We live in a time when every group from senior citizens to minorities eagerly asserts their rights. We can now add “Mother Earth” to the list. According to a report in Yahoo News, Bolivian President Evo Morales is preparing a draft United Nations treaty that would give “Mother Earth” the same rights as human beings. Bolivia is leading the way in this fantastical endeavor, having passed a law giving rights to insects, trees and other “natural things.” The treaty would establish a Ministry of Mother Earth and provide the planet with an ombudsman to hear nature’s complaints presented by activist groups and the state.
It would be a mistake to dismiss this “Mother Earth Rights” effort as the silly ramblings of a Bolivian socialist leader. Instead, it should be viewed as a glimpse into the worldview that predominates in much of the modern day environmental movement. Elements of the environmental movement adhere to the concept that “Mother Earth” is a living organism that deserves worship or at least protection — therefore it follows that in order for “Mother Earth” to be protected, it must have its rights.

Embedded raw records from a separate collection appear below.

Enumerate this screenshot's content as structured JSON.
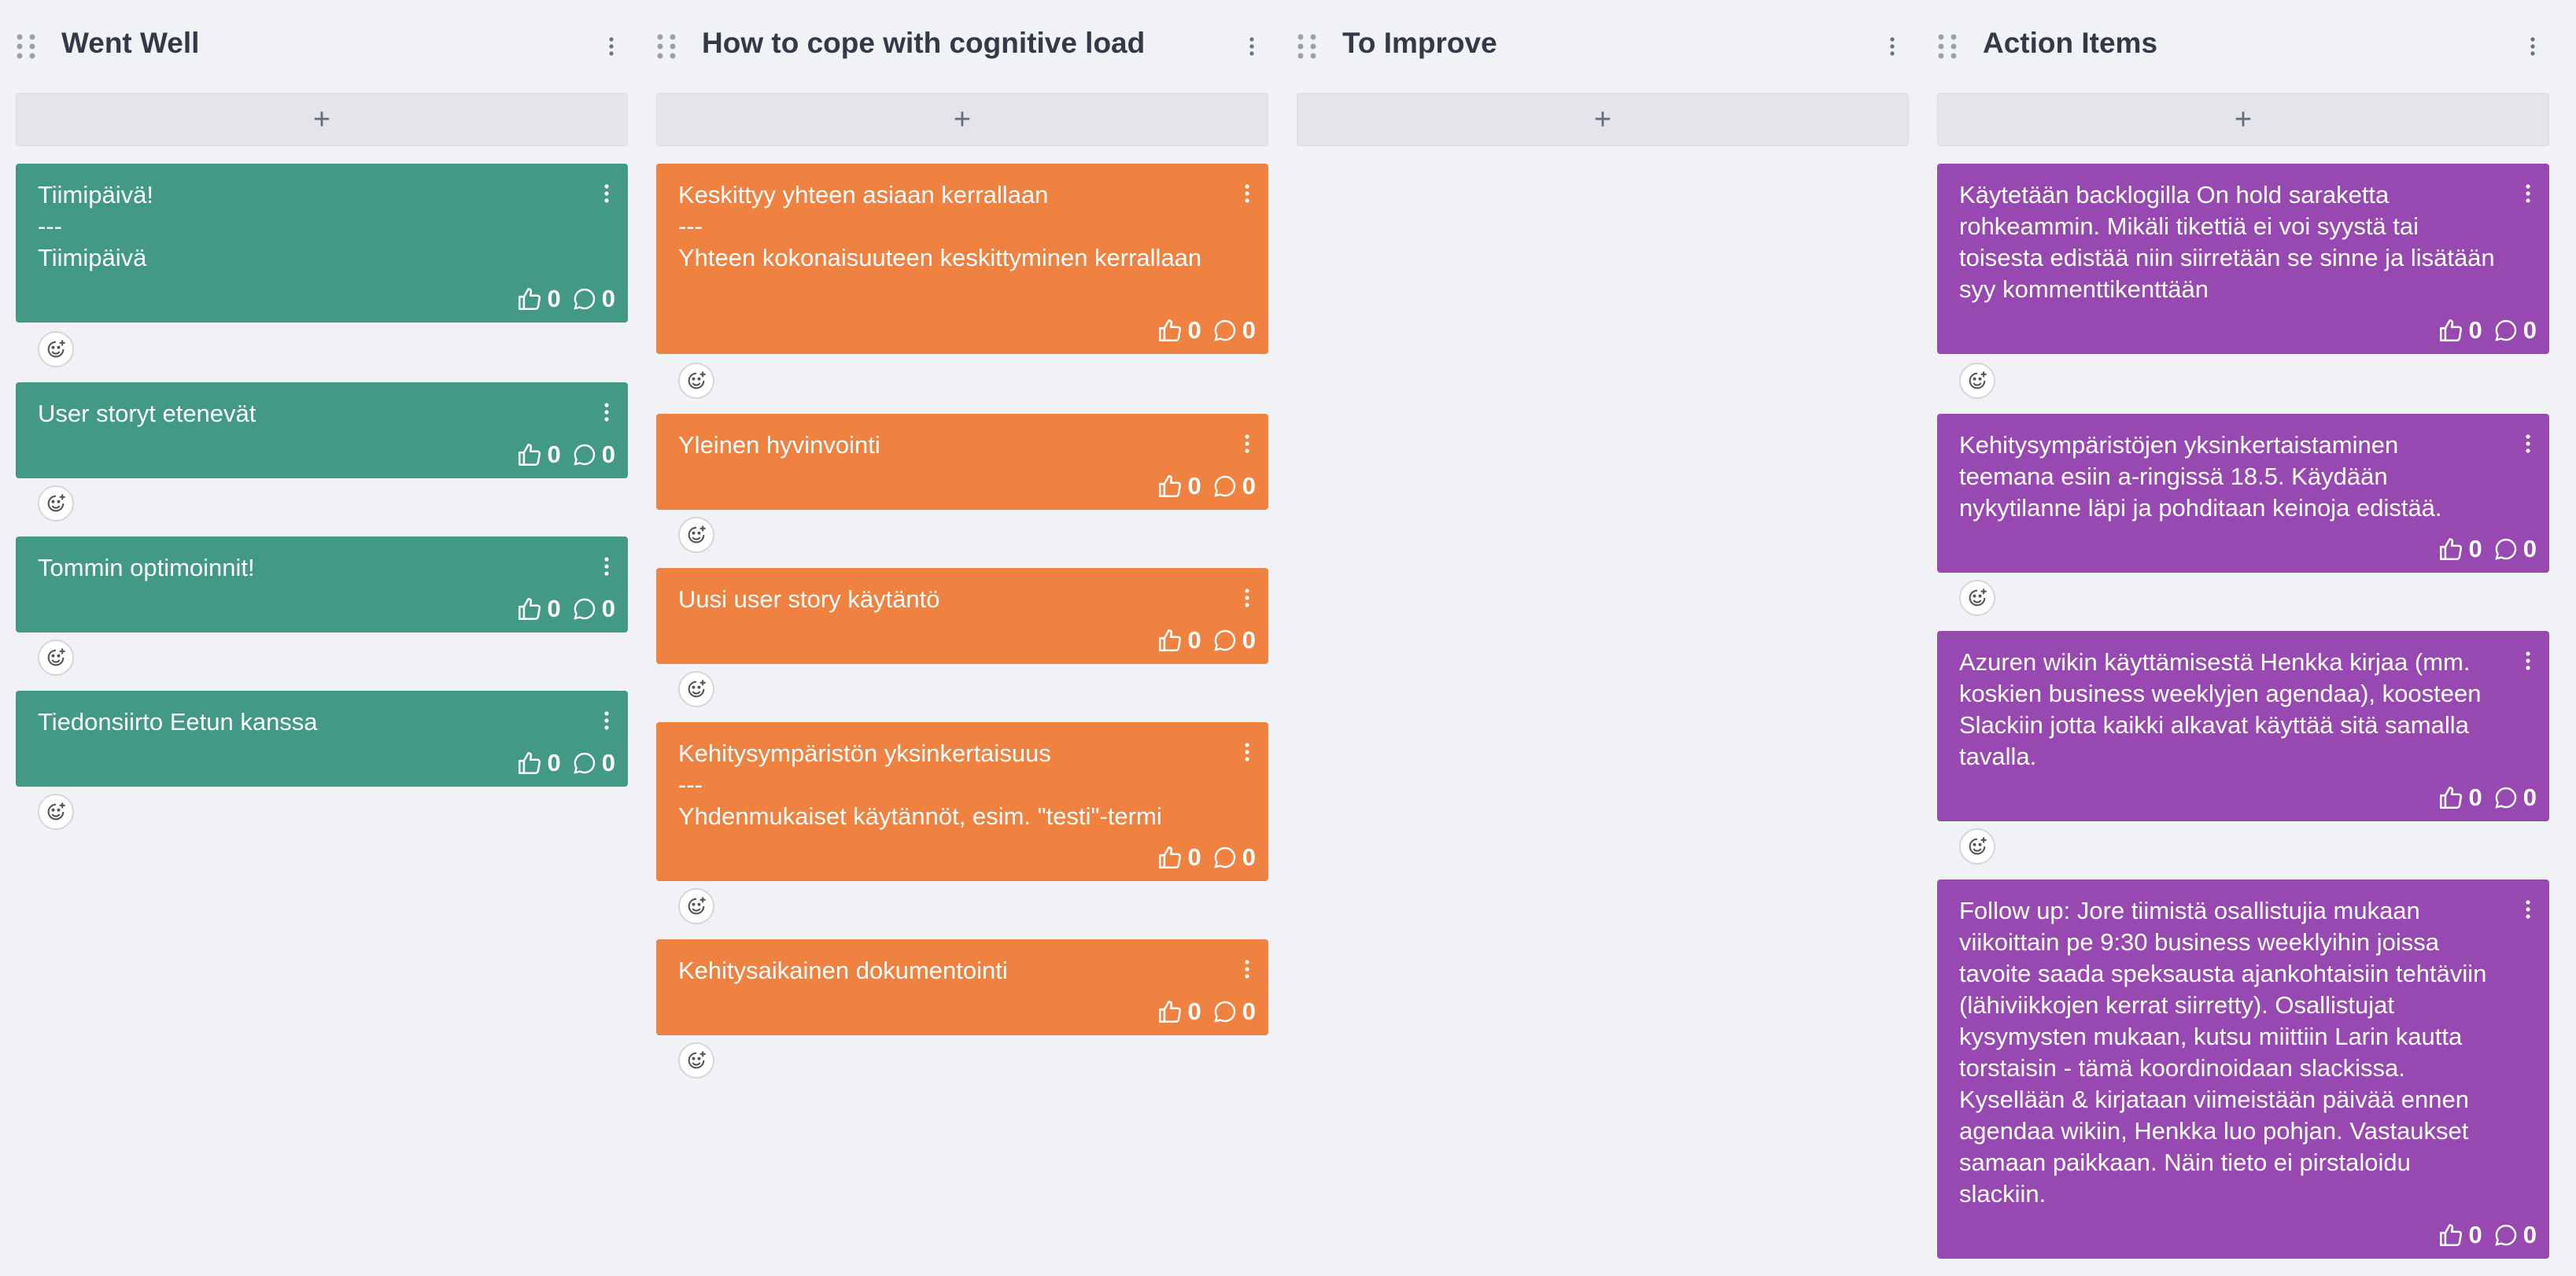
{
  "columns": [
    {
      "title": "Went Well",
      "add_label": "+",
      "color": "#419986",
      "cards": [
        {
          "text": "Tiimipäivä!\n---\nTiimipäivä",
          "likes": "0",
          "comments": "0"
        },
        {
          "text": "User storyt etenevät",
          "likes": "0",
          "comments": "0"
        },
        {
          "text": "Tommin optimoinnit!",
          "likes": "0",
          "comments": "0"
        },
        {
          "text": "Tiedonsiirto Eetun kanssa",
          "likes": "0",
          "comments": "0"
        }
      ]
    },
    {
      "title": "How to cope with cognitive load",
      "add_label": "+",
      "color": "#ef8141",
      "cards": [
        {
          "text": "Keskittyy yhteen asiaan kerrallaan\n---\nYhteen kokonaisuuteen keskittyminen kerrallaan",
          "likes": "0",
          "comments": "0"
        },
        {
          "text": "Yleinen hyvinvointi",
          "likes": "0",
          "comments": "0"
        },
        {
          "text": "Uusi user story käytäntö",
          "likes": "0",
          "comments": "0"
        },
        {
          "text": "Kehitysympäristön yksinkertaisuus\n---\nYhdenmukaiset käytännöt, esim. \"testi\"-termi",
          "likes": "0",
          "comments": "0"
        },
        {
          "text": "Kehitysaikainen dokumentointi",
          "likes": "0",
          "comments": "0"
        }
      ]
    },
    {
      "title": "To Improve",
      "add_label": "+",
      "color": "#9749b1",
      "cards": []
    },
    {
      "title": "Action Items",
      "add_label": "+",
      "color": "#9749b1",
      "cards": [
        {
          "text": "Käytetään backlogilla On hold saraketta rohkeammin. Mikäli tikettiä ei voi syystä tai toisesta edistää niin siirretään se sinne ja lisätään syy kommenttikenttään",
          "likes": "0",
          "comments": "0"
        },
        {
          "text": "Kehitysympäristöjen yksinkertaistaminen teemana esiin a-ringissä 18.5. Käydään nykytilanne läpi ja pohditaan keinoja edistää.",
          "likes": "0",
          "comments": "0"
        },
        {
          "text": "Azuren wikin käyttämisestä Henkka kirjaa (mm. koskien business weeklyjen agendaa), koosteen Slackiin jotta kaikki alkavat käyttää sitä samalla tavalla.",
          "likes": "0",
          "comments": "0"
        },
        {
          "text": "Follow up: Jore tiimistä osallistujia mukaan viikoittain pe 9:30 business weeklyihin joissa tavoite saada speksausta ajankohtaisiin tehtäviin (lähiviikkojen kerrat siirretty). Osallistujat kysymysten mukaan, kutsu miittiin Larin kautta torstaisin - tämä koordinoidaan slackissa. Kysellään & kirjataan viimeistään päivää ennen agendaa wikiin, Henkka luo pohjan. Vastaukset samaan paikkaan. Näin tieto ei pirstaloidu slackiin.",
          "likes": "0",
          "comments": "0"
        }
      ]
    }
  ]
}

Michigan lawmakers would be wise to determine if environmental groups that testify on proposed legislation in the state are primarily interested in clean air and clean water or rather are interested in promoting their worldview. It is likely that the vast majority of Michigan residents are interested in environmental stewardship, not environmental religion.